“Natural,” “Nutritious,” “No artificial ingredients,” and “Unprocessed” dropped in response popularity. Items with descriptors like “low sugar,” “low fat,” “low calories,” and “low carbohydrates” are popular responses but have declined in popularity over the year.
On the food-as-medicine front, we have seen fast-growth among U.S. consumers in the uptake of Vitamin D and supplements like Elderberry for boosting immunity. So IFIC found this phenomenon in their survey that 66% of U.S. consumers are interested in learning about the role that foods and nutrients play in immune health — that’s 2 in 3 people, which is a very high index in a study like this. More affluent people are interested in food-for-immunity, as well as parents with children under 18.
IFIC has been tracking the impact of the coronavirus pandemic on eating in America. This latest study provides an update to the Foundation’s recent report from March 2021 when the team looked at COVID-19’s impact on food purchasing, eating, and perceptions of food safety. These check-ins go back to June 2020 and demonstrate U.S. consumers’ changing attitudes toward food during the public health crisis.
Health Populi’s Hot Points: If you paid attention to mass media since the start of the pandemic in the first quarter of 2020, then you would be aware of a toxic side-effect of the coronavirus crisis — that of food insecurity.
While food pantries and people lacking access to healthy food in their local neighborhoods was challenging for millions of people in the U.S. in 2019, the situation worsened due to the pandemic.
IFIC found that 3 in 4 Americans who experienced food insecurity blamed it on the impact of COVID-19, shown in this chart from the study.
Some of the sad fine print here is that African-Americans were more likely to face new food insecurity challenges, more having to purchase less healthy options, less food overall, and delaying buying food in order to pay other household expenses.
On a positive note, three-fourths of people in the U.S. have made efforts to help their communities in the past year. Nearly one-half of Americans have supported local restaurants and/or tipped servers and food delivery workers more. One in four people have looked to buy food from local farmers and one in five people volunteered or donated to a local food bank or helped people in town who needed assistance in getting food or groceries.
A key and moving insight here was that 86% of Americans who had experience food insecurity due to COVID-19 did something to help folks in their community in the past year.

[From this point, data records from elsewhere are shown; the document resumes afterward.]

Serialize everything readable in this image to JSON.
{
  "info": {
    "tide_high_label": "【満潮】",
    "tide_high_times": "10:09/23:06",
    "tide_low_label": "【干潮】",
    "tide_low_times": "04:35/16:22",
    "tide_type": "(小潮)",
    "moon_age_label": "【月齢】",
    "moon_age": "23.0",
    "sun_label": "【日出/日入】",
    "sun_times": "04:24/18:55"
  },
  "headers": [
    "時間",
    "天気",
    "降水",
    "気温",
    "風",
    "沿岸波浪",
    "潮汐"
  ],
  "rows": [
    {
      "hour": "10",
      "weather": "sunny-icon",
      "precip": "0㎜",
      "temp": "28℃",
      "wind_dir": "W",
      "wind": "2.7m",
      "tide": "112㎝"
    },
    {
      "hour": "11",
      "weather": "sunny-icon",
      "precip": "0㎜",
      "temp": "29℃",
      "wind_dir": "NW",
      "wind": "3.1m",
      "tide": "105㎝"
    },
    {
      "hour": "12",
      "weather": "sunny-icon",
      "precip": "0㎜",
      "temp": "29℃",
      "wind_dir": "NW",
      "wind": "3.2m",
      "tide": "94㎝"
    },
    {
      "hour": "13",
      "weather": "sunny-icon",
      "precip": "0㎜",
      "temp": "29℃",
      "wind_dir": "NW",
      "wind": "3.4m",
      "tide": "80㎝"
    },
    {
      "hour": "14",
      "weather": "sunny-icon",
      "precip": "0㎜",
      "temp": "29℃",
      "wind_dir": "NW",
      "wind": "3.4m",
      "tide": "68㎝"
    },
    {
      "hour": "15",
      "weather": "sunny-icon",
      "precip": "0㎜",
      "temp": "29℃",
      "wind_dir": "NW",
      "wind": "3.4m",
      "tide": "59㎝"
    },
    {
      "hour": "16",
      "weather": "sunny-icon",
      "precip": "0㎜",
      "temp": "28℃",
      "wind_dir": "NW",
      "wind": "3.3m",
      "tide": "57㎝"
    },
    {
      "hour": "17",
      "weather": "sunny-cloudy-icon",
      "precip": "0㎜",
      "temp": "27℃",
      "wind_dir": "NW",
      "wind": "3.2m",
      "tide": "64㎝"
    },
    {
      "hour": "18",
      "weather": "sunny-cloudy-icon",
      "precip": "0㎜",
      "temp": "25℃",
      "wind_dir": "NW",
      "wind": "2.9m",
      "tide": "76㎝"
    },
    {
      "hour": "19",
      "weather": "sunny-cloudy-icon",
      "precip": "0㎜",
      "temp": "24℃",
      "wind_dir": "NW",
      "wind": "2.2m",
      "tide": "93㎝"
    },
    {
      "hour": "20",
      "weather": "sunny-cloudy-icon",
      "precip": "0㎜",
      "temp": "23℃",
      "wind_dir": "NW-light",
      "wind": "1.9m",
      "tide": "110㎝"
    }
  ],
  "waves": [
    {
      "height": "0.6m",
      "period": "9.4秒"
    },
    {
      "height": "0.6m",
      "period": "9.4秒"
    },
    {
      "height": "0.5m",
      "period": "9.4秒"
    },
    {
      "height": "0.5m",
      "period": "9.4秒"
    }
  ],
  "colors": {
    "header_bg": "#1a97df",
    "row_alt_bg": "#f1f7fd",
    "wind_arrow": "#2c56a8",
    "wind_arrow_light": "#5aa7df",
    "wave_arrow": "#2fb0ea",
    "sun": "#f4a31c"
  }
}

As Maslow’s Hierarchy of Needs reminded us through the pandemic, and through today still, COVID-19 truly flattened our pyramids down to the most basic and fundamental of human needs — our physiological ones for sleep, shelter, and indeed, nutritious food as we hunted and gathered, as physical distances and via ecommerce, for groceries and hygiene products building up our pandemic pantries.
Another level of basic needs here which was critical to muddling through the pandemic was social needs seen here on the third triangle tier. So it’s gratifying to see from the IFIC study that social issues became important to millions of people in the pandemic. One data-point here stands out as we consider the food industry’s stance with respect to ESG, Environment, Social, and Governance Goals. A big “S” in the eyes of U.S. consumers was that 6 in 10 people said fair and equitable treatment of food workers was important to them.
As we continue to emerge to the brighter side of the pandemic, continuing to make health for ourselves and with our families and friends, we in the KahnCave hope that these social aspects which raised our collective consciousness during the pandemic will persist just as we keep cooking healthier at home, and choosing healthy foods to bolster our well-being.